● WHAT IS BEING ASKED:
Below are records to be output exactly, every one of them.

EXERCISE DATA: Begin

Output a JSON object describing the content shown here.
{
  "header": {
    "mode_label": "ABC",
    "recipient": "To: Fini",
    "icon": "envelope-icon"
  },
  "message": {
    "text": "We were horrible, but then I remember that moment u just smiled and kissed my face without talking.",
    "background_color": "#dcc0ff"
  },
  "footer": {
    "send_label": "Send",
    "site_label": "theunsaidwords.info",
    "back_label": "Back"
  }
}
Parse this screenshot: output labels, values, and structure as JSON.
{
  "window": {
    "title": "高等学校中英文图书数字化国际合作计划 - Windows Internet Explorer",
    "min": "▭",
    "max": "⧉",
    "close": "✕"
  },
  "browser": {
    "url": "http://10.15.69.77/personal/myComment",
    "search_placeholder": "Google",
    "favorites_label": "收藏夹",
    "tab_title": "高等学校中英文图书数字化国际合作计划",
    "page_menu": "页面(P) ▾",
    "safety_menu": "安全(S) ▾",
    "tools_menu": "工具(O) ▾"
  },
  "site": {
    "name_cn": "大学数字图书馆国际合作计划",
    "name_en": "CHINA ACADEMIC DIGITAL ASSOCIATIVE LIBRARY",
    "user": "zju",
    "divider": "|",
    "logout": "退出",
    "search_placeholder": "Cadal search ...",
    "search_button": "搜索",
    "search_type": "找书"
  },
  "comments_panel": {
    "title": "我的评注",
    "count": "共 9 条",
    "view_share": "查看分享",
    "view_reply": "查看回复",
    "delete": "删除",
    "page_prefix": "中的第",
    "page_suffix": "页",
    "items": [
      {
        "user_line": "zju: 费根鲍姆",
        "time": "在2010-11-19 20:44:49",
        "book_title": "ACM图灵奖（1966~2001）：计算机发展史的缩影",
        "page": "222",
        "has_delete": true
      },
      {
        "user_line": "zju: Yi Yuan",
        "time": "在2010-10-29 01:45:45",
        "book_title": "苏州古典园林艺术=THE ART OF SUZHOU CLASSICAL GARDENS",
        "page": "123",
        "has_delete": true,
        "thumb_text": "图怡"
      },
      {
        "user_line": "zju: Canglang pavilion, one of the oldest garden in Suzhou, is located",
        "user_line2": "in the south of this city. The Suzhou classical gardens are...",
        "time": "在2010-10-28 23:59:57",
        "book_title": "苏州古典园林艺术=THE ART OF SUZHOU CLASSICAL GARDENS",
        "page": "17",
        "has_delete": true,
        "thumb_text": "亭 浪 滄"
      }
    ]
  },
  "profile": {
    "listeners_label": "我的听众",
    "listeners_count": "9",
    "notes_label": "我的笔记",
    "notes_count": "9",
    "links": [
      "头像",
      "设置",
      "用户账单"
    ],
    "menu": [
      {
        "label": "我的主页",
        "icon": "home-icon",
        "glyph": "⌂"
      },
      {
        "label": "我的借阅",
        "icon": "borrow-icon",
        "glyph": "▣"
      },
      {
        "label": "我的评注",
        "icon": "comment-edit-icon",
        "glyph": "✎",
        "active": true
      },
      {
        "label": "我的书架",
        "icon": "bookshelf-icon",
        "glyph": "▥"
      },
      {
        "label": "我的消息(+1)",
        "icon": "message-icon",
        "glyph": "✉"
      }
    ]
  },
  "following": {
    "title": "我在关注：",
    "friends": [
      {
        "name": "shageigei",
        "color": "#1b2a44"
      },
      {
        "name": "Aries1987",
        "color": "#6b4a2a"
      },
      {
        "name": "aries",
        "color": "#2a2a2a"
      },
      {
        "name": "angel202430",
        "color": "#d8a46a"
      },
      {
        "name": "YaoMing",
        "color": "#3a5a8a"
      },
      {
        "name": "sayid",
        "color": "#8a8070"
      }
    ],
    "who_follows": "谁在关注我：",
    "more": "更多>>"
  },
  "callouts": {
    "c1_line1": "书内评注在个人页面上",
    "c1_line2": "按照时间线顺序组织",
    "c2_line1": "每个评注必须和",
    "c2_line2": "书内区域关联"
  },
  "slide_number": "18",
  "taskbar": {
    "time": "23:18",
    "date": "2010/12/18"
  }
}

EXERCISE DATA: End

● RESULT OF THE EXERCISE:
Output a JSON object describing the content shown here.
{
  "header": {
    "mode_label": "ABC",
    "recipient": "To: Fini",
    "icon": "envelope-icon"
  },
  "message": {
    "text": "We were horrible, but then I remember that moment u just smiled and kissed my face without talking.",
    "background_color": "#dcc0ff"
  },
  "footer": {
    "send_label": "Send",
    "site_label": "theunsaidwords.info",
    "back_label": "Back"
  }
}
Parse this screenshot: output labels, values, and structure as JSON.
{
  "window": {
    "title": "高等学校中英文图书数字化国际合作计划 - Windows Internet Explorer",
    "min": "▭",
    "max": "⧉",
    "close": "✕"
  },
  "browser": {
    "url": "http://10.15.69.77/personal/myComment",
    "search_placeholder": "Google",
    "favorites_label": "收藏夹",
    "tab_title": "高等学校中英文图书数字化国际合作计划",
    "page_menu": "页面(P) ▾",
    "safety_menu": "安全(S) ▾",
    "tools_menu": "工具(O) ▾"
  },
  "site": {
    "name_cn": "大学数字图书馆国际合作计划",
    "name_en": "CHINA ACADEMIC DIGITAL ASSOCIATIVE LIBRARY",
    "user": "zju",
    "divider": "|",
    "logout": "退出",
    "search_placeholder": "Cadal search ...",
    "search_button": "搜索",
    "search_type": "找书"
  },
  "comments_panel": {
    "title": "我的评注",
    "count": "共 9 条",
    "view_share": "查看分享",
    "view_reply": "查看回复",
    "delete": "删除",
    "page_prefix": "中的第",
    "page_suffix": "页",
    "items": [
      {
        "user_line": "zju: 费根鲍姆",
        "time": "在2010-11-19 20:44:49",
        "book_title": "ACM图灵奖（1966~2001）：计算机发展史的缩影",
        "page": "222",
        "has_delete": true
      },
      {
        "user_line": "zju: Yi Yuan",
        "time": "在2010-10-29 01:45:45",
        "book_title": "苏州古典园林艺术=THE ART OF SUZHOU CLASSICAL GARDENS",
        "page": "123",
        "has_delete": true,
        "thumb_text": "图怡"
      },
      {
        "user_line": "zju: Canglang pavilion, one of the oldest garden in Suzhou, is located",
        "user_line2": "in the south of this city. The Suzhou classical gardens are...",
        "time": "在2010-10-28 23:59:57",
        "book_title": "苏州古典园林艺术=THE ART OF SUZHOU CLASSICAL GARDENS",
        "page": "17",
        "has_delete": true,
        "thumb_text": "亭 浪 滄"
      }
    ]
  },
  "profile": {
    "listeners_label": "我的听众",
    "listeners_count": "9",
    "notes_label": "我的笔记",
    "notes_count": "9",
    "links": [
      "头像",
      "设置",
      "用户账单"
    ],
    "menu": [
      {
        "label": "我的主页",
        "icon": "home-icon",
        "glyph": "⌂"
      },
      {
        "label": "我的借阅",
        "icon": "borrow-icon",
        "glyph": "▣"
      },
      {
        "label": "我的评注",
        "icon": "comment-edit-icon",
        "glyph": "✎",
        "active": true
      },
      {
        "label": "我的书架",
        "icon": "bookshelf-icon",
        "glyph": "▥"
      },
      {
        "label": "我的消息(+1)",
        "icon": "message-icon",
        "glyph": "✉"
      }
    ]
  },
  "following": {
    "title": "我在关注：",
    "friends": [
      {
        "name": "shageigei",
        "color": "#1b2a44"
      },
      {
        "name": "Aries1987",
        "color": "#6b4a2a"
      },
      {
        "name": "aries",
        "color": "#2a2a2a"
      },
      {
        "name": "angel202430",
        "color": "#d8a46a"
      },
      {
        "name": "YaoMing",
        "color": "#3a5a8a"
      },
      {
        "name": "sayid",
        "color": "#8a8070"
      }
    ],
    "who_follows": "谁在关注我：",
    "more": "更多>>"
  },
  "callouts": {
    "c1_line1": "书内评注在个人页面上",
    "c1_line2": "按照时间线顺序组织",
    "c2_line1": "每个评注必须和",
    "c2_line2": "书内区域关联"
  },
  "slide_number": "18",
  "taskbar": {
    "time": "23:18",
    "date": "2010/12/18"
  }
}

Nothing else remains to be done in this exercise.